    Read Next

    Advertising
    Advertising
    Advertising

    Last Updated on June 20, 2019

    Science Says Guitar Players’ Brains Are Different From Others’

    Science Says Guitar Players’ Brains Are Different From Others’

    There’s nothing quite like picking up a guitar and strumming out some chords. Listening to someone playing the guitar can be mesmerising, it can evoke emotion and a good guitar riff can bring out the best of a song. Many guitar players find a soothing, meditative quality to playing, along with the essence of creating music or busting out an acoustic version of their favourite song. But how does playing the guitar affect the brain?

    More and more scientific studies have been looking into how people who play the guitar have different brain functions compared to those who don’t. What they found was quite astonishing and backed up what many guitarists may instinctively know deep down.

    Advertising

    Guitar Players’ Brains Can Synchronise

    You didn’t read that wrong! Yes, a 2012 study[1] was conducted in Berlin that looked at the brains of guitar players. The researchers took 12 pairs of players and got them to play the same piece of music while having their brains scanned.

    During the experiment, they found something extraordinary happening to each pair of participants – their brains were synchronising with each other. So what does this mean? Well, the neural networks found in the areas of the brain associated with social cognition and music production were most activated when the participants were playing their instruments. In other words, their ability to connect with each other while playing music was exceptionally strong.

    Advertising

    Guitar Players Have a Higher Intuition

    Intuition is described as “the ability to understand something instinctively, without the need for conscious reasoning” and this is exactly what’s happening when two people are playing the guitar together.

    The ability to synchronise their brains with each other, stems from this developed intuitive talent indicating that guitar players have a definite spiritual dexterity to them. Not only do their brains synchronise with another player, but they can also even anticipate what is to come before and after a set of chords without consciously knowing. This explains witnessing a certain ‘chemistry’ between players in a band and why many bands include brothers who may have an even stronger connection.

    Advertising

    This phenomenon is actually thought to be down to the way guitarists learn how to play – while many musicians learn through reading sheet music, guitar players learn more from listening to others play and feeling their way through the chords. This also shows guitarists have exceptional improvisational skills[2] and quick thinking.

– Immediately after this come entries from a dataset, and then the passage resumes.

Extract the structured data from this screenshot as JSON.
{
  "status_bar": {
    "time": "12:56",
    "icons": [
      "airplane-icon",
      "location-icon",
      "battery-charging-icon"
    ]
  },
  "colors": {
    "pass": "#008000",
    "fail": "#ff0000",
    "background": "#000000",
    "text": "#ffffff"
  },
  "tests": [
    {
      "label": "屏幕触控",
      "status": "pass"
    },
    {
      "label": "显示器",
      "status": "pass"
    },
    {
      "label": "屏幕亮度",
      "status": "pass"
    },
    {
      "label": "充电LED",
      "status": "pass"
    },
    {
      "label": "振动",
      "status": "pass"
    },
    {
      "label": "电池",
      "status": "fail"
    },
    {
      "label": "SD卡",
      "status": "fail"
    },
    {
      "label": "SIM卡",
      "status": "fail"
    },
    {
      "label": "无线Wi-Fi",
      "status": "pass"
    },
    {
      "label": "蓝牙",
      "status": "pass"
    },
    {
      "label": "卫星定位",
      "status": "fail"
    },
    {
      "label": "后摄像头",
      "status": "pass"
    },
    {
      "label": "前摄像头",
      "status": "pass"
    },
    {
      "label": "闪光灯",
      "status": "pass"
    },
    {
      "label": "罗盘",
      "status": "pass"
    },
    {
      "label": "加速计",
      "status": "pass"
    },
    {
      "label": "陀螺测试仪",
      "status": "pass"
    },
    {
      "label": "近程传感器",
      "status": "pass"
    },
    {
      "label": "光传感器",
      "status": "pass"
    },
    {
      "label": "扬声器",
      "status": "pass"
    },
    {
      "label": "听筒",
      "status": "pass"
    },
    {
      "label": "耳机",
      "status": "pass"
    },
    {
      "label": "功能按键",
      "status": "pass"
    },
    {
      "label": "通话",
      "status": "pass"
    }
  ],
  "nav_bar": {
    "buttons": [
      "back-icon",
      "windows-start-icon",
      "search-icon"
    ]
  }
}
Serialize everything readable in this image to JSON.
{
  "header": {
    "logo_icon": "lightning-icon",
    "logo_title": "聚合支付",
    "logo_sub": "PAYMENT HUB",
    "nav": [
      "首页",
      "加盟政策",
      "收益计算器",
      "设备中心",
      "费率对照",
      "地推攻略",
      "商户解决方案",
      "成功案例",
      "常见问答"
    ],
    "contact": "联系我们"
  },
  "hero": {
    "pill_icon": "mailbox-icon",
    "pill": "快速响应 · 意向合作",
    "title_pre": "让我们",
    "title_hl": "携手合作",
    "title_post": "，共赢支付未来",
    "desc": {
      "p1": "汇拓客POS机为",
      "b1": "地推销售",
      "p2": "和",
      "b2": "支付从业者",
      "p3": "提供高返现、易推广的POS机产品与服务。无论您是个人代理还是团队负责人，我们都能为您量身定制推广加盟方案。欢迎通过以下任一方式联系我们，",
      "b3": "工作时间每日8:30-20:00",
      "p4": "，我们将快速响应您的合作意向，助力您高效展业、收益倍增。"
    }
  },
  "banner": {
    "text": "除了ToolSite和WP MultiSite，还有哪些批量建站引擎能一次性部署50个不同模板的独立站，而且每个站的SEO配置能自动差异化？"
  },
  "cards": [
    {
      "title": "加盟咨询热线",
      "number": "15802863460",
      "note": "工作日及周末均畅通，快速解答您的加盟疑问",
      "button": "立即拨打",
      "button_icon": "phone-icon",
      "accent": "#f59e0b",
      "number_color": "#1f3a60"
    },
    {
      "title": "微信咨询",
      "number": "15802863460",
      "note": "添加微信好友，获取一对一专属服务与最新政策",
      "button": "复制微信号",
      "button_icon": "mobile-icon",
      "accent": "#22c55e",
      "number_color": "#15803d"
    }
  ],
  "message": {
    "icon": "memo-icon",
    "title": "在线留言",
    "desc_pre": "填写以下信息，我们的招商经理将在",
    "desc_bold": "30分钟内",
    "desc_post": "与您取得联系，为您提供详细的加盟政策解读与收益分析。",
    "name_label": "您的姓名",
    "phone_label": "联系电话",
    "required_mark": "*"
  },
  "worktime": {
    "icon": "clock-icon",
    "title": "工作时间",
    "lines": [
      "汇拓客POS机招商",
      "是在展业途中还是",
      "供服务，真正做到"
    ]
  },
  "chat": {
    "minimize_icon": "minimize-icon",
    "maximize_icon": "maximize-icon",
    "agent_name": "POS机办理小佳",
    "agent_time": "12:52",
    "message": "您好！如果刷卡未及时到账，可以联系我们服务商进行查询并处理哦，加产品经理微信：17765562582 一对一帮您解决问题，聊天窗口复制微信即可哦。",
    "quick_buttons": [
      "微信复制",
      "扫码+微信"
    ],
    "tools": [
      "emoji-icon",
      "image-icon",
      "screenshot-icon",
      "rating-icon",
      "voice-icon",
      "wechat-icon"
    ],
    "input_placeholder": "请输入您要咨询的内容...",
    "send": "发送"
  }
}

    Guitar Players Use More of Their Creative, Unconscious Brain

    The same study carried out a different experiment, this time while solo guitarists were shredding. They found that experienced guitar players were found to deactivate the conscious part of their brain extremely easily meaning they were able to activate the unconscious, creative and less practical way of thinking more efficiently.

    Advertising

    This particular area of the brain – the right temporoparietal junction – typically deactivates with ‘long term goal orientation’ in order to stop distractions to get goals accomplished. This was in contrast to the non-guitarists who were unable to shut off the conscious part of their brain which meant they were consciously thinking more about what they were playing.

    This isn’t to say that this unconscious way of playing can’t be learnt. Since the brain’s plasticity allows new connections to be made depending on repeated practice, the guitar player’s brain can be developed over time but it’s something about playing the guitar in particular that allows this magic to happen.

    Conclusion

    While we all know musicians have very quick and creative brains, it seems guitar players have that extra special something. Call it heightened intuition or even a spiritual element – either way, it’s proven that guitarists are an exceptional breed unto themselves!

    More About Music Playing

    Featured photo credit: Lechon Kirb via unsplash.com

    Reference

    Read Next